By using no more than sufficient force, we make it harder for competitors to copy us, whilst retaining the ability to trump them should they do so.
Search Engine Ranking Criteria Are Not ‘Secret’
Anyone who claims to know anything about search engine optimization, should be able to list tips like those we outline below. We are publishing them to demonstrate:
- Our conviction that we have understood search engines better and can exploit them more effectively than others.
- Our confidence in the unpublished tactics which we only teach and implement for our fee-paying customers.
This is, however, no tease. If a GBdirect competitor were to fully implement these tactics without restraint, they would easily surpass our visibility for as long as we failed to respond ... which could be as long as ... oh, say one whole working day ;-)
Some Tips for Search Engine Optimization
- Paying for the top position rarely works - the most popular search engine doesn’t allow it, and users ignore the paid-for listings anyway (just like they ignore banner ads).
- The most important ranking criterion on almost all modern search engines is the number of in-bound links an individual page has from the rest of the internet. Getting such links is the most powerful single thing you can do to optimize your position.
- Search engines rank individual pages, not whole sites — because users typically want to know about the information on pages, rather than about the organisation which owns them.
- Forcing users to enter your site through a Macromedia Flash Animation is currently the best tactic we know of to ensure that the rest of your site will not feature in search engine results.
- You don’t appear in any search results at all unless your page contains the words and phrases that people actually search for.
- Beautiful graphics and stunning animations usually reduce your search engine ranking!
- Matching users’ search phrases is much more effective than matching individual words, because you will be included in a smaller result set and, hence, be more likely to appear on the first page.
- Massive lists of repetitive keywords don’t work — search engines use natural language syntax checking and frequency analysis to eliminate such pages from consideration.
- Multiple synonyms for the same word or concept dramatically increase your chance of appearing in a small result set — no one uses the identical phrase for a concept, every time they employ it.
- Meta tag keywords don’t really work — they merely compensate for an invisible web site design with no matching words on it.
- Keywords and phrases are often worth more if they appear at the top of a page.
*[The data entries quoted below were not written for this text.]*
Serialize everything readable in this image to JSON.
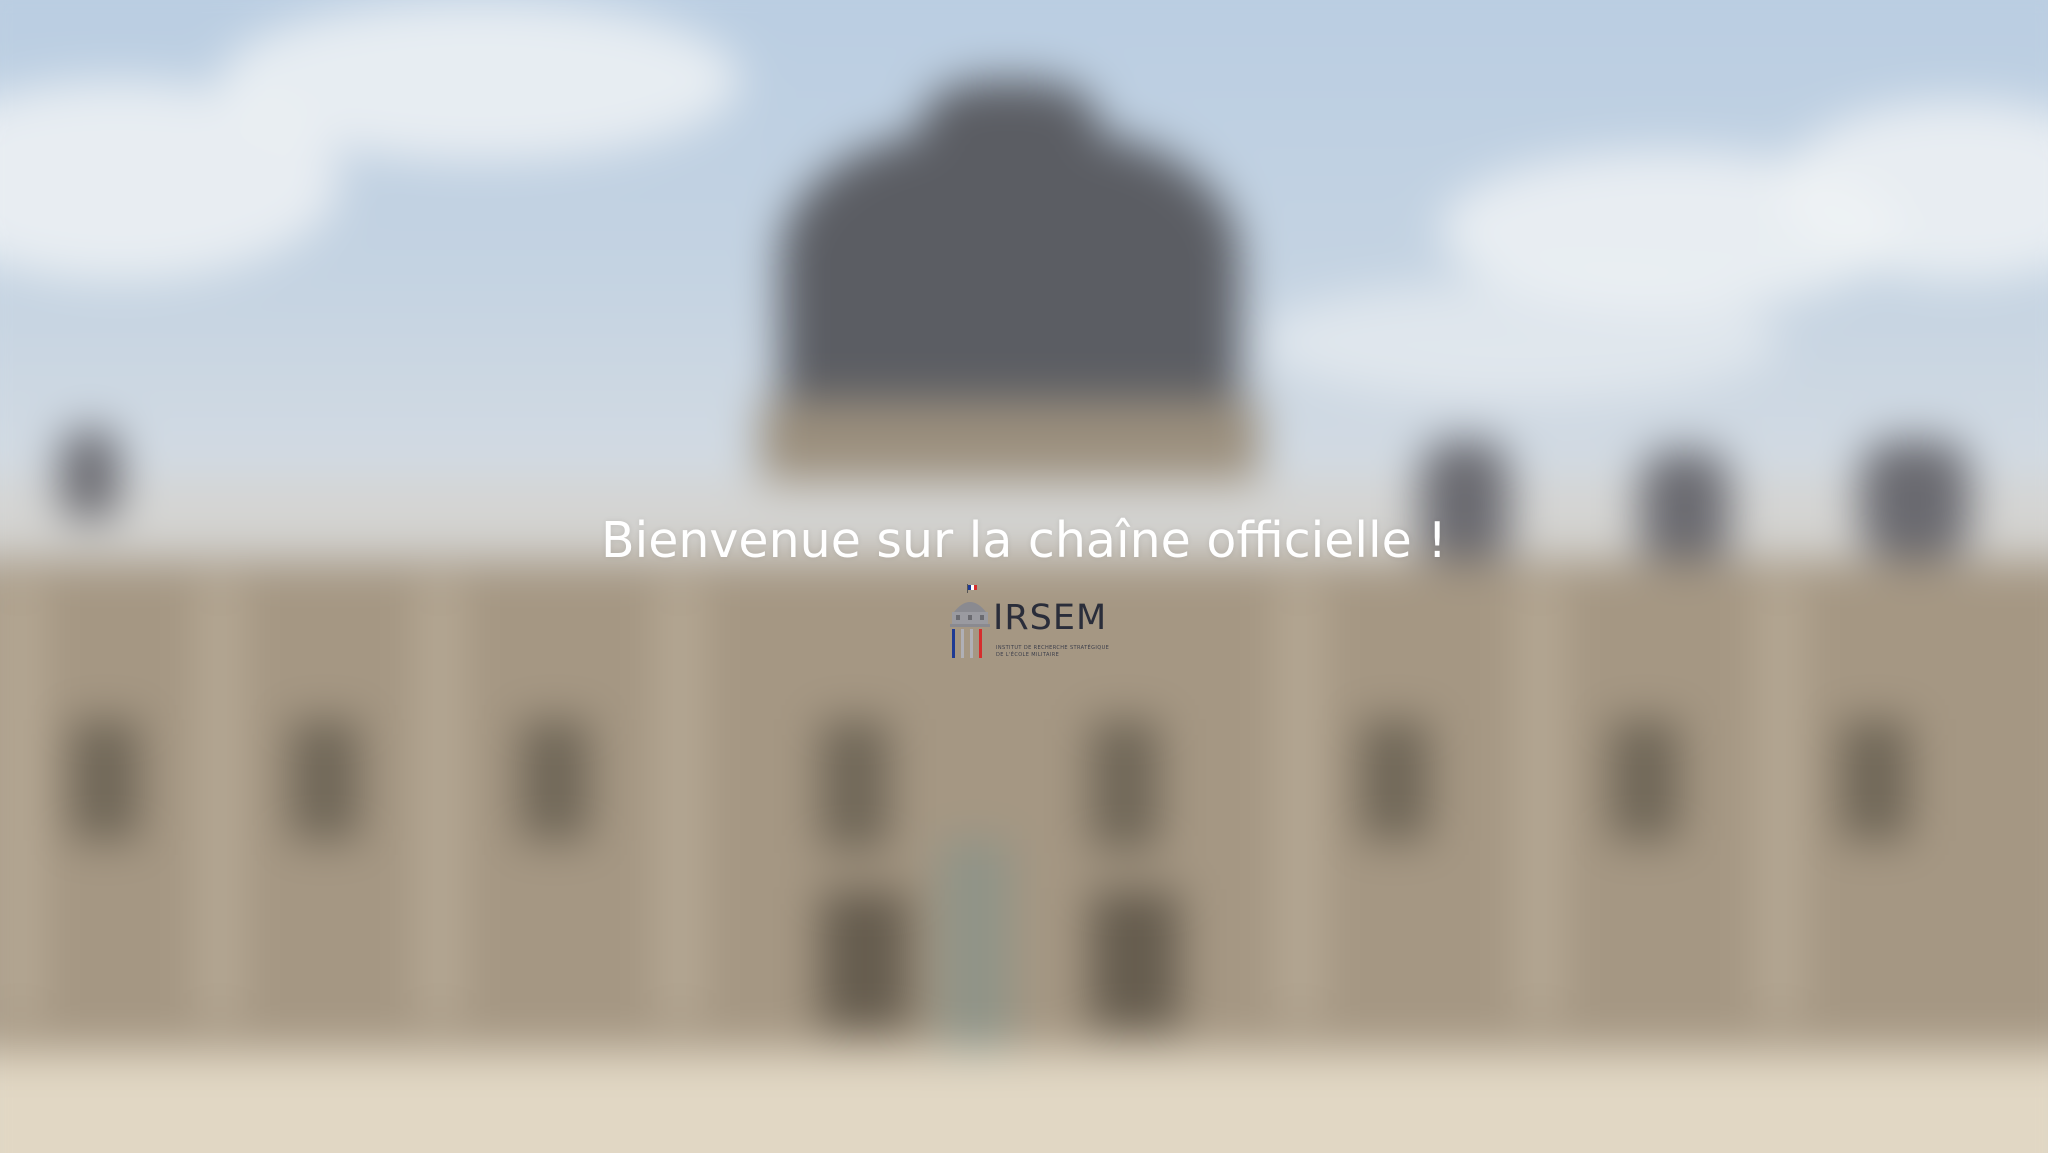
{
  "welcome": {
    "title": "Bienvenue sur la chaîne officielle !"
  },
  "logo": {
    "name": "IRSEM",
    "subtitle_line1": "INSTITUT DE RECHERCHE STRATÉGIQUE",
    "subtitle_line2": "DE L'ÉCOLE MILITAIRE",
    "icon": "irsem-building-flag-icon",
    "colors": {
      "blue": "#1f3a93",
      "white": "#ffffff",
      "red": "#d62d2d",
      "text": "#2a2d3a"
    }
  },
  "background": {
    "icon": "ecole-militaire-building-photo"
  }
}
- Preventing users from exiting your site through external links will almost always reduce your position in search engine rankings — search engines aim to map the internet, so they reward sites that tell them about new, unexplored parts of the web.
- Using large amounts of specialist or technical language which is known to potential customers, significantly increases your chances of appearing in their search results.
- Using jargon which is unknown to, or unused by, customers has the opposite effect.
- Puttting key words and phrases in HTML title tags usually increases their value.
- Building a massively complex site with many layers is a really good way of reducing the search engine position of web pages lower down the hierarchy.
- Putting key words and phrases in HTML link ‘anchors’ can improve the value of those links.
- Key words and phrases in a web page’s URL are favoured by some search engine ranking algorithms.
- Serving up web pages as Microsoft ActiveX controls is a very successful way of rendering them invisible.
- All other things being equal, a page with greater keyword density will rank higher than similar pages.
The above is merely a list of what should be obvious, but obviously isn’t — judging by most of the corporate web sites we see.
Our web visibility consultants can tell you a lot more which is either generally applicable or specifically honed to your company’s unique position.